»»
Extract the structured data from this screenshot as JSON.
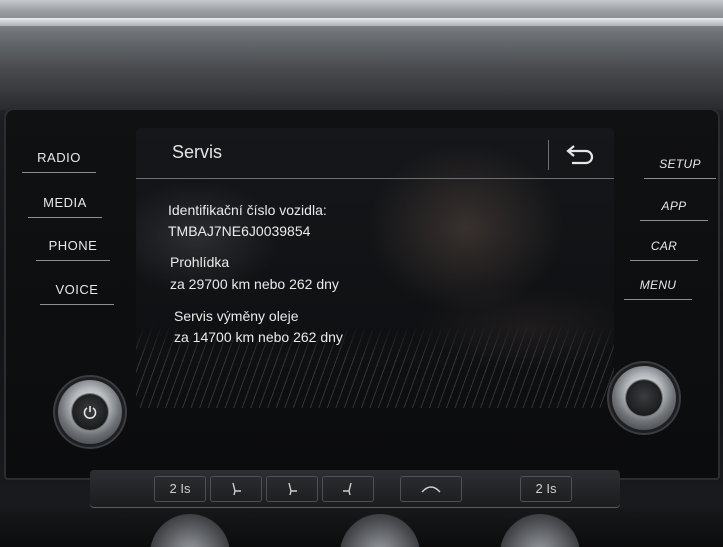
{
  "left_menu": {
    "radio": "RADIO",
    "media": "MEDIA",
    "phone": "PHONE",
    "voice": "VOICE"
  },
  "right_menu": {
    "setup": "SETUP",
    "app": "APP",
    "car": "CAR",
    "menu": "MENU"
  },
  "screen": {
    "title": "Servis",
    "back_icon": "back-arrow-icon",
    "vin_label": "Identifikační číslo vozidla:",
    "vin_value": "TMBAJ7NE6J0039854",
    "inspection_label": "Prohlídka",
    "inspection_value": "za 29700 km nebo 262 dny",
    "oil_label": "Servis výměny oleje",
    "oil_value": "za 14700 km nebo 262 dny"
  },
  "climate": {
    "left_temp": "2 Is",
    "right_temp": "2 Is"
  },
  "colors": {
    "text": "#ebebeb",
    "divider": "#6b6e72",
    "screen_bg": "#0d0e10"
  }
}
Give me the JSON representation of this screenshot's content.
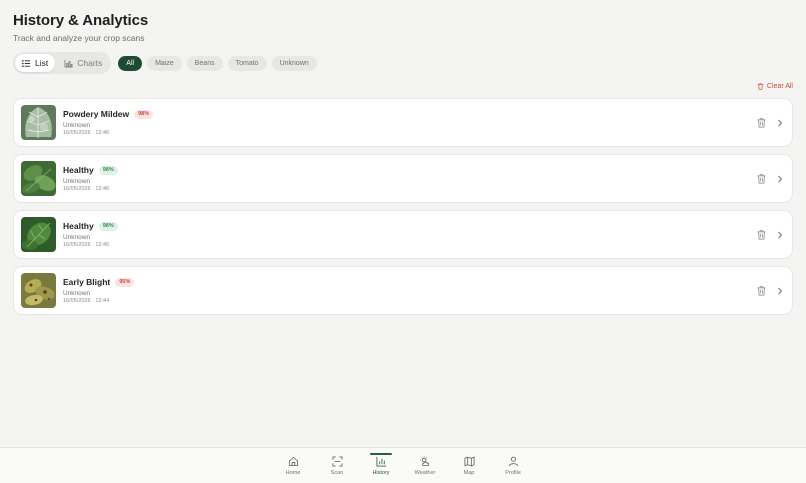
{
  "header": {
    "title": "History & Analytics",
    "subtitle": "Track and analyze your crop scans"
  },
  "view_toggle": {
    "list_label": "List",
    "charts_label": "Charts",
    "active": "list"
  },
  "filters": [
    {
      "label": "All",
      "active": true
    },
    {
      "label": "Maize",
      "active": false
    },
    {
      "label": "Beans",
      "active": false
    },
    {
      "label": "Tomato",
      "active": false
    },
    {
      "label": "Unknown",
      "active": false
    }
  ],
  "clear_all_label": "Clear All",
  "scans": [
    {
      "disease": "Powdery Mildew",
      "confidence": "98%",
      "status": "warn",
      "crop": "Unknown",
      "date": "16/05/2026 · 12:46",
      "thumb": "mildew"
    },
    {
      "disease": "Healthy",
      "confidence": "98%",
      "status": "ok",
      "crop": "Unknown",
      "date": "16/05/2026 · 12:46",
      "thumb": "healthy1"
    },
    {
      "disease": "Healthy",
      "confidence": "98%",
      "status": "ok",
      "crop": "Unknown",
      "date": "16/05/2026 · 12:45",
      "thumb": "healthy2"
    },
    {
      "disease": "Early Blight",
      "confidence": "95%",
      "status": "warn",
      "crop": "Unknown",
      "date": "16/05/2026 · 12:44",
      "thumb": "blight"
    }
  ],
  "nav": [
    {
      "label": "Home",
      "icon": "home-icon",
      "active": false
    },
    {
      "label": "Scan",
      "icon": "scan-icon",
      "active": false
    },
    {
      "label": "History",
      "icon": "bar-chart-icon",
      "active": true
    },
    {
      "label": "Weather",
      "icon": "weather-icon",
      "active": false
    },
    {
      "label": "Map",
      "icon": "map-icon",
      "active": false
    },
    {
      "label": "Profile",
      "icon": "user-icon",
      "active": false
    }
  ],
  "colors": {
    "primary": "#1f4a33",
    "danger": "#d24a3a",
    "success": "#3b8a57",
    "background": "#f4f4f2"
  }
}
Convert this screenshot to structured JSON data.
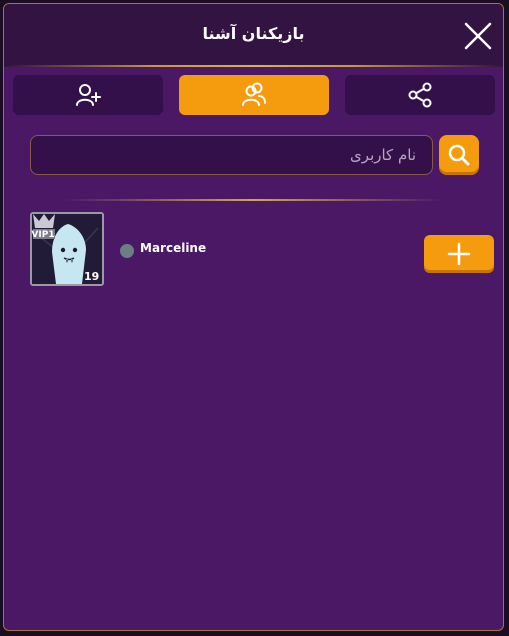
{
  "header": {
    "title": "بازیکنان آشنا",
    "close_icon": "close-icon"
  },
  "tabs": [
    {
      "icon": "add-friend-icon",
      "active": false
    },
    {
      "icon": "friends-group-icon",
      "active": true
    },
    {
      "icon": "share-icon",
      "active": false
    }
  ],
  "search": {
    "placeholder": "نام کاربری",
    "value": "",
    "icon": "search-icon"
  },
  "players": [
    {
      "name": "Marceline",
      "level": "19",
      "vip_label": "VIP1",
      "status": "offline",
      "status_color": "#6b7f83",
      "action_icon": "plus-icon"
    }
  ],
  "colors": {
    "accent": "#f49c0e",
    "panel_bg": "#4b1866",
    "header_bg": "#321341",
    "tab_bg": "#33104a",
    "border": "#a8782a"
  }
}
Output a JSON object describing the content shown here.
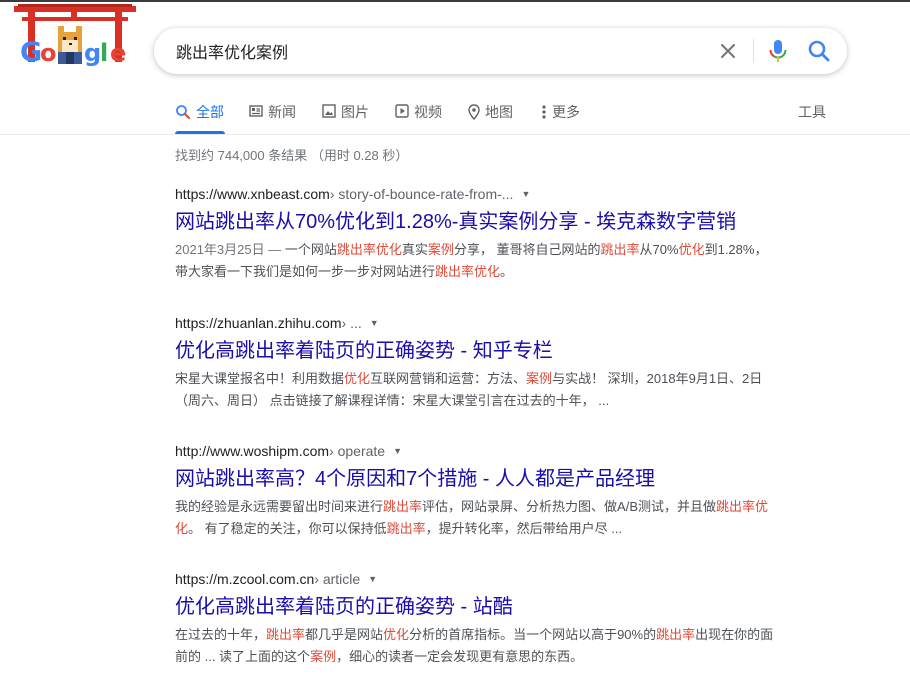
{
  "search": {
    "query": "跳出率优化案例"
  },
  "tabs": [
    {
      "label": "全部",
      "icon": "search-icon"
    },
    {
      "label": "新闻",
      "icon": "news-icon"
    },
    {
      "label": "图片",
      "icon": "image-icon"
    },
    {
      "label": "视频",
      "icon": "video-icon"
    },
    {
      "label": "地图",
      "icon": "map-pin-icon"
    },
    {
      "label": "更多",
      "icon": "more-vert-icon"
    }
  ],
  "tools_label": "工具",
  "stats": "找到约 744,000 条结果 （用时 0.28 秒）",
  "colors": {
    "link": "#1a0dab",
    "accent": "#1a73e8",
    "highlight": "#dd4b39"
  },
  "results": [
    {
      "url_host": "https://www.xnbeast.com",
      "url_path": " › story-of-bounce-rate-from-...",
      "title": "网站跳出率从70%优化到1.28%-真实案例分享 - 埃克森数字营销",
      "snippet": [
        {
          "t": "2021年3月25日 — ",
          "style": "date"
        },
        {
          "t": "一个网站"
        },
        {
          "t": "跳出率优化",
          "style": "hl"
        },
        {
          "t": "真实"
        },
        {
          "t": "案例",
          "style": "hl"
        },
        {
          "t": "分享， 董哥将自己网站的"
        },
        {
          "t": "跳出率",
          "style": "hl"
        },
        {
          "t": "从70%"
        },
        {
          "t": "优化",
          "style": "hl"
        },
        {
          "t": "到1.28%，带大家看一下我们是如何一步一步对网站进行"
        },
        {
          "t": "跳出率优化",
          "style": "hl"
        },
        {
          "t": "。"
        }
      ]
    },
    {
      "url_host": "https://zhuanlan.zhihu.com",
      "url_path": " › ...",
      "title": "优化高跳出率着陆页的正确姿势 - 知乎专栏",
      "snippet": [
        {
          "t": "宋星大课堂报名中！利用数据"
        },
        {
          "t": "优化",
          "style": "hl"
        },
        {
          "t": "互联网营销和运营：方法、"
        },
        {
          "t": "案例",
          "style": "hl"
        },
        {
          "t": "与实战！ 深圳，2018年9月1日、2日（周六、周日） 点击链接了解课程详情：宋星大课堂引言在过去的十年， ..."
        }
      ]
    },
    {
      "url_host": "http://www.woshipm.com",
      "url_path": " › operate",
      "title": "网站跳出率高？4个原因和7个措施 - 人人都是产品经理",
      "snippet": [
        {
          "t": "我的经验是永远需要留出时间来进行"
        },
        {
          "t": "跳出率",
          "style": "hl"
        },
        {
          "t": "评估，网站录屏、分析热力图、做A/B测试，并且做"
        },
        {
          "t": "跳出率优化",
          "style": "hl"
        },
        {
          "t": "。 有了稳定的关注，你可以保持低"
        },
        {
          "t": "跳出率",
          "style": "hl"
        },
        {
          "t": "，提升转化率，然后带给用户尽 ..."
        }
      ]
    },
    {
      "url_host": "https://m.zcool.com.cn",
      "url_path": " › article",
      "title": "优化高跳出率着陆页的正确姿势 - 站酷",
      "snippet": [
        {
          "t": "在过去的十年，"
        },
        {
          "t": "跳出率",
          "style": "hl"
        },
        {
          "t": "都几乎是网站"
        },
        {
          "t": "优化",
          "style": "hl"
        },
        {
          "t": "分析的首席指标。当一个网站以高于90%的"
        },
        {
          "t": "跳出率",
          "style": "hl"
        },
        {
          "t": "出现在你的面前的 ... 读了上面的这个"
        },
        {
          "t": "案例",
          "style": "hl"
        },
        {
          "t": "，细心的读者一定会发现更有意思的东西。"
        }
      ]
    }
  ]
}
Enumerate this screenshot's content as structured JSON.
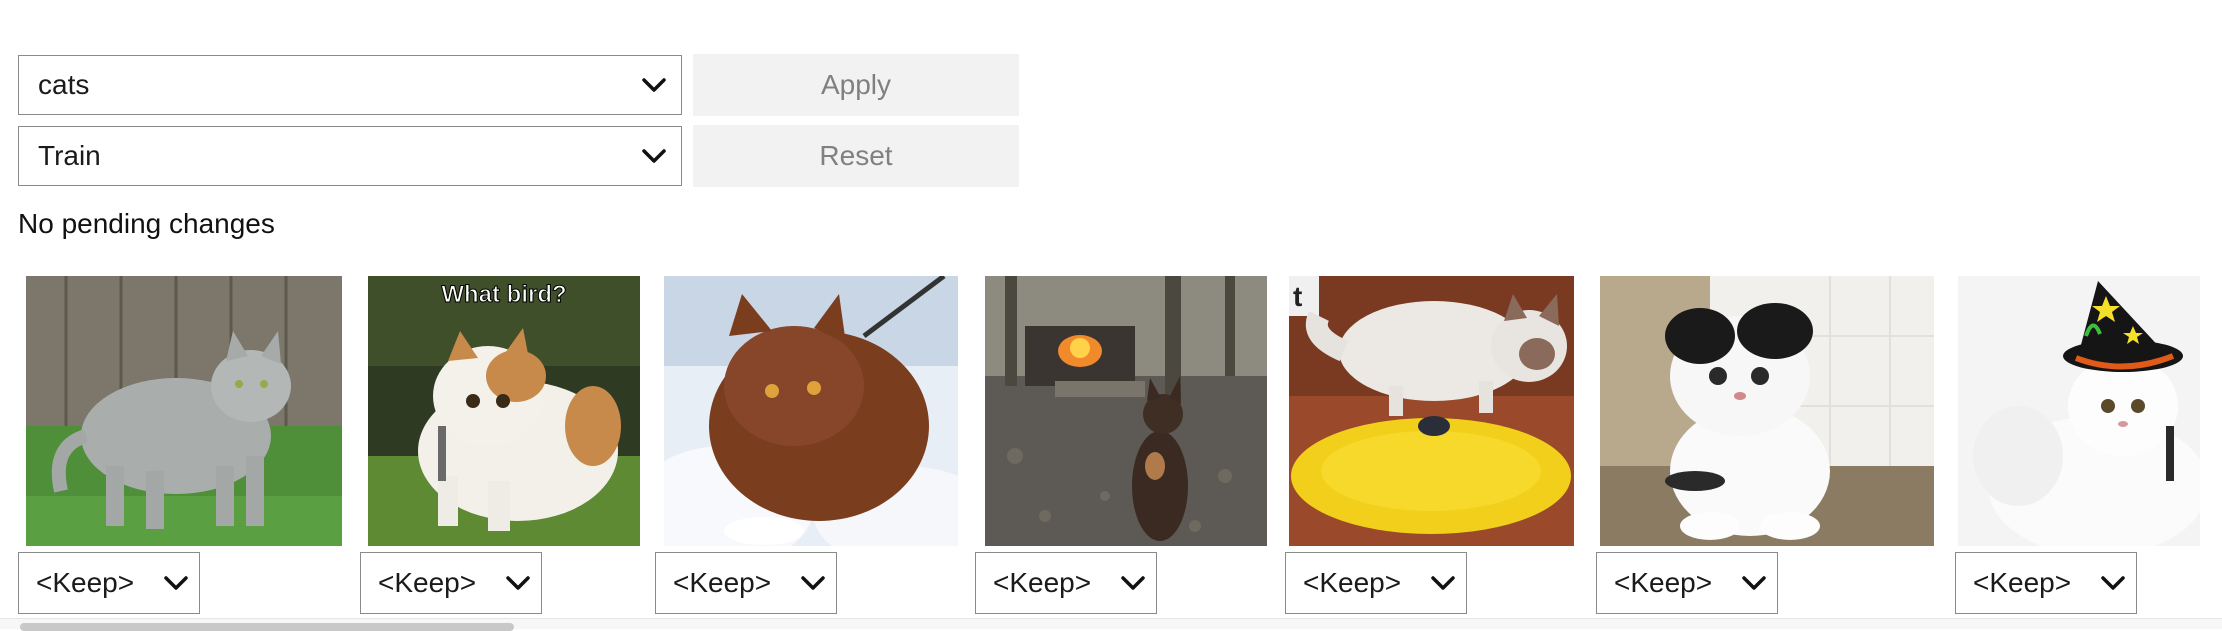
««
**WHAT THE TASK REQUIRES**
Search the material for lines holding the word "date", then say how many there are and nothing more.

**WRITTEN ANSWER**
5